Problem requirements ->
Nothing in the records below may change; print them all exactly.

(Entries from a dataset of interfaces)
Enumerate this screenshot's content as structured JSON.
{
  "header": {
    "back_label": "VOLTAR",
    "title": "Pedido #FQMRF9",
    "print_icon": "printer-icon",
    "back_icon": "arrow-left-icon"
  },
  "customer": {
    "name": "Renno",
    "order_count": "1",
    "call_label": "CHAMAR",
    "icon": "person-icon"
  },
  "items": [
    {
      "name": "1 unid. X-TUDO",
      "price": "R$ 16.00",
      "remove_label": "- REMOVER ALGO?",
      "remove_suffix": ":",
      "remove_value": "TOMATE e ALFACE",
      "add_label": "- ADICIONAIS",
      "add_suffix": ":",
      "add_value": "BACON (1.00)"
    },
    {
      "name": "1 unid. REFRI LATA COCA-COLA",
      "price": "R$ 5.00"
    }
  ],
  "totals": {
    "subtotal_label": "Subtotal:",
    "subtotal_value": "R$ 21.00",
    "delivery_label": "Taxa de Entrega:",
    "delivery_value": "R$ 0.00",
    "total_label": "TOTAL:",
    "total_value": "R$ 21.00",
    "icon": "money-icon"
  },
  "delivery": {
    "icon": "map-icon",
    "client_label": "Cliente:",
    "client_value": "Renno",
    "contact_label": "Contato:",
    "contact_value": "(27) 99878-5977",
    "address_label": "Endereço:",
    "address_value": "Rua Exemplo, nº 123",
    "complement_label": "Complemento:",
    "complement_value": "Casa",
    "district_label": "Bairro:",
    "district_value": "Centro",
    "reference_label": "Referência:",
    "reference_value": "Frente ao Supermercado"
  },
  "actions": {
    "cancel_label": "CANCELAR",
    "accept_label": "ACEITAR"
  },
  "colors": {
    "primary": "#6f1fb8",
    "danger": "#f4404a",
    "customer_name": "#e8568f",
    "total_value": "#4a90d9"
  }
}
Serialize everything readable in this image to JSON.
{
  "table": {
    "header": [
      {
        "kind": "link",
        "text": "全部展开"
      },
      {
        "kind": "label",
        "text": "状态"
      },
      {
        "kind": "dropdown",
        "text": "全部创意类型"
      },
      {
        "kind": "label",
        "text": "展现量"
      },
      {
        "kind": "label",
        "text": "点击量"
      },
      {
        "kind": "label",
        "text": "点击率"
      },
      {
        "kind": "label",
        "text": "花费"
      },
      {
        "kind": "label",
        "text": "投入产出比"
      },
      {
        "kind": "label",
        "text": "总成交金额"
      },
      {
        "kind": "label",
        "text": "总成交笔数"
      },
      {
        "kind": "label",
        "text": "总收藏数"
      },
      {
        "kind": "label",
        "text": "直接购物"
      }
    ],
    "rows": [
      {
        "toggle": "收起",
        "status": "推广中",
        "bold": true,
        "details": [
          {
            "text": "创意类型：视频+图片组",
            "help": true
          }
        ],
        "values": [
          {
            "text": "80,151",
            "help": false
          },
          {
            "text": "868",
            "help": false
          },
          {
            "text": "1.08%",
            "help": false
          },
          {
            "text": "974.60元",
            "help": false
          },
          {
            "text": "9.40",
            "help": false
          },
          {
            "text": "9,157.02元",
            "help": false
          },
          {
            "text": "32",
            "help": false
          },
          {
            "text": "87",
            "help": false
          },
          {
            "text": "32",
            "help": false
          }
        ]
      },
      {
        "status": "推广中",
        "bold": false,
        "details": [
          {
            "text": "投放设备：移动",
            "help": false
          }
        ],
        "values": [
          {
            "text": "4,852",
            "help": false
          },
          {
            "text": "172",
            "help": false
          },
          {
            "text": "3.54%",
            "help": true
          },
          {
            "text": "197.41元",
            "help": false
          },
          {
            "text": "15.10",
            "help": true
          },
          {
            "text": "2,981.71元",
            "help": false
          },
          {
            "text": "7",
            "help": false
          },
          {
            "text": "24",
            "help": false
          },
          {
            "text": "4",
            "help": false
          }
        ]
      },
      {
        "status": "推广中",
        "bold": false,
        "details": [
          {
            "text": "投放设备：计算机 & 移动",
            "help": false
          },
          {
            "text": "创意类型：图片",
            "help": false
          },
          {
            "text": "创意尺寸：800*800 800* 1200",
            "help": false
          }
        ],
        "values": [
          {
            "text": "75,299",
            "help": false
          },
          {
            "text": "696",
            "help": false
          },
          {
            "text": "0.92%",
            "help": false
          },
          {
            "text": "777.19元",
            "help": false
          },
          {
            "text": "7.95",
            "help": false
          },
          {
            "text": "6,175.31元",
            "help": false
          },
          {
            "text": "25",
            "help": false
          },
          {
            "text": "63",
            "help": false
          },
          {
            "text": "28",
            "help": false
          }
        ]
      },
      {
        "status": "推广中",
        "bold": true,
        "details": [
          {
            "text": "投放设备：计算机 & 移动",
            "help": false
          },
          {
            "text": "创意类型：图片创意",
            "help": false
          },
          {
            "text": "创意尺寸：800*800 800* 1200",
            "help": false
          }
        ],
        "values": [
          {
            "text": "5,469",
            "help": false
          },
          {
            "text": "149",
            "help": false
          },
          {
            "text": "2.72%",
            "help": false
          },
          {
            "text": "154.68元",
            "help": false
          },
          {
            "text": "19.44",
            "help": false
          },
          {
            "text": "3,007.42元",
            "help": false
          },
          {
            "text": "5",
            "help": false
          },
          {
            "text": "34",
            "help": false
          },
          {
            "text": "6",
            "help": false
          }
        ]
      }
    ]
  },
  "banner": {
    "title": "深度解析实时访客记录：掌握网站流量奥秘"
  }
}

Exercise response ->
Enumerate this screenshot's content as structured JSON.
{
  "header": {
    "back_label": "VOLTAR",
    "title": "Pedido #FQMRF9",
    "print_icon": "printer-icon",
    "back_icon": "arrow-left-icon"
  },
  "customer": {
    "name": "Renno",
    "order_count": "1",
    "call_label": "CHAMAR",
    "icon": "person-icon"
  },
  "items": [
    {
      "name": "1 unid. X-TUDO",
      "price": "R$ 16.00",
      "remove_label": "- REMOVER ALGO?",
      "remove_suffix": ":",
      "remove_value": "TOMATE e ALFACE",
      "add_label": "- ADICIONAIS",
      "add_suffix": ":",
      "add_value": "BACON (1.00)"
    },
    {
      "name": "1 unid. REFRI LATA COCA-COLA",
      "price": "R$ 5.00"
    }
  ],
  "totals": {
    "subtotal_label": "Subtotal:",
    "subtotal_value": "R$ 21.00",
    "delivery_label": "Taxa de Entrega:",
    "delivery_value": "R$ 0.00",
    "total_label": "TOTAL:",
    "total_value": "R$ 21.00",
    "icon": "money-icon"
  },
  "delivery": {
    "icon": "map-icon",
    "client_label": "Cliente:",
    "client_value": "Renno",
    "contact_label": "Contato:",
    "contact_value": "(27) 99878-5977",
    "address_label": "Endereço:",
    "address_value": "Rua Exemplo, nº 123",
    "complement_label": "Complemento:",
    "complement_value": "Casa",
    "district_label": "Bairro:",
    "district_value": "Centro",
    "reference_label": "Referência:",
    "reference_value": "Frente ao Supermercado"
  },
  "actions": {
    "cancel_label": "CANCELAR",
    "accept_label": "ACEITAR"
  },
  "colors": {
    "primary": "#6f1fb8",
    "danger": "#f4404a",
    "customer_name": "#e8568f",
    "total_value": "#4a90d9"
  }
}
Serialize everything readable in this image to JSON.
{
  "table": {
    "header": [
      {
        "kind": "link",
        "text": "全部展开"
      },
      {
        "kind": "label",
        "text": "状态"
      },
      {
        "kind": "dropdown",
        "text": "全部创意类型"
      },
      {
        "kind": "label",
        "text": "展现量"
      },
      {
        "kind": "label",
        "text": "点击量"
      },
      {
        "kind": "label",
        "text": "点击率"
      },
      {
        "kind": "label",
        "text": "花费"
      },
      {
        "kind": "label",
        "text": "投入产出比"
      },
      {
        "kind": "label",
        "text": "总成交金额"
      },
      {
        "kind": "label",
        "text": "总成交笔数"
      },
      {
        "kind": "label",
        "text": "总收藏数"
      },
      {
        "kind": "label",
        "text": "直接购物"
      }
    ],
    "rows": [
      {
        "toggle": "收起",
        "status": "推广中",
        "bold": true,
        "details": [
          {
            "text": "创意类型：视频+图片组",
            "help": true
          }
        ],
        "values": [
          {
            "text": "80,151",
            "help": false
          },
          {
            "text": "868",
            "help": false
          },
          {
            "text": "1.08%",
            "help": false
          },
          {
            "text": "974.60元",
            "help": false
          },
          {
            "text": "9.40",
            "help": false
          },
          {
            "text": "9,157.02元",
            "help": false
          },
          {
            "text": "32",
            "help": false
          },
          {
            "text": "87",
            "help": false
          },
          {
            "text": "32",
            "help": false
          }
        ]
      },
      {
        "status": "推广中",
        "bold": false,
        "details": [
          {
            "text": "投放设备：移动",
            "help": false
          }
        ],
        "values": [
          {
            "text": "4,852",
            "help": false
          },
          {
            "text": "172",
            "help": false
          },
          {
            "text": "3.54%",
            "help": true
          },
          {
            "text": "197.41元",
            "help": false
          },
          {
            "text": "15.10",
            "help": true
          },
          {
            "text": "2,981.71元",
            "help": false
          },
          {
            "text": "7",
            "help": false
          },
          {
            "text": "24",
            "help": false
          },
          {
            "text": "4",
            "help": false
          }
        ]
      },
      {
        "status": "推广中",
        "bold": false,
        "details": [
          {
            "text": "投放设备：计算机 & 移动",
            "help": false
          },
          {
            "text": "创意类型：图片",
            "help": false
          },
          {
            "text": "创意尺寸：800*800 800* 1200",
            "help": false
          }
        ],
        "values": [
          {
            "text": "75,299",
            "help": false
          },
          {
            "text": "696",
            "help": false
          },
          {
            "text": "0.92%",
            "help": false
          },
          {
            "text": "777.19元",
            "help": false
          },
          {
            "text": "7.95",
            "help": false
          },
          {
            "text": "6,175.31元",
            "help": false
          },
          {
            "text": "25",
            "help": false
          },
          {
            "text": "63",
            "help": false
          },
          {
            "text": "28",
            "help": false
          }
        ]
      },
      {
        "status": "推广中",
        "bold": true,
        "details": [
          {
            "text": "投放设备：计算机 & 移动",
            "help": false
          },
          {
            "text": "创意类型：图片创意",
            "help": false
          },
          {
            "text": "创意尺寸：800*800 800* 1200",
            "help": false
          }
        ],
        "values": [
          {
            "text": "5,469",
            "help": false
          },
          {
            "text": "149",
            "help": false
          },
          {
            "text": "2.72%",
            "help": false
          },
          {
            "text": "154.68元",
            "help": false
          },
          {
            "text": "19.44",
            "help": false
          },
          {
            "text": "3,007.42元",
            "help": false
          },
          {
            "text": "5",
            "help": false
          },
          {
            "text": "34",
            "help": false
          },
          {
            "text": "6",
            "help": false
          }
        ]
      }
    ]
  },
  "banner": {
    "title": "深度解析实时访客记录：掌握网站流量奥秘"
  }
}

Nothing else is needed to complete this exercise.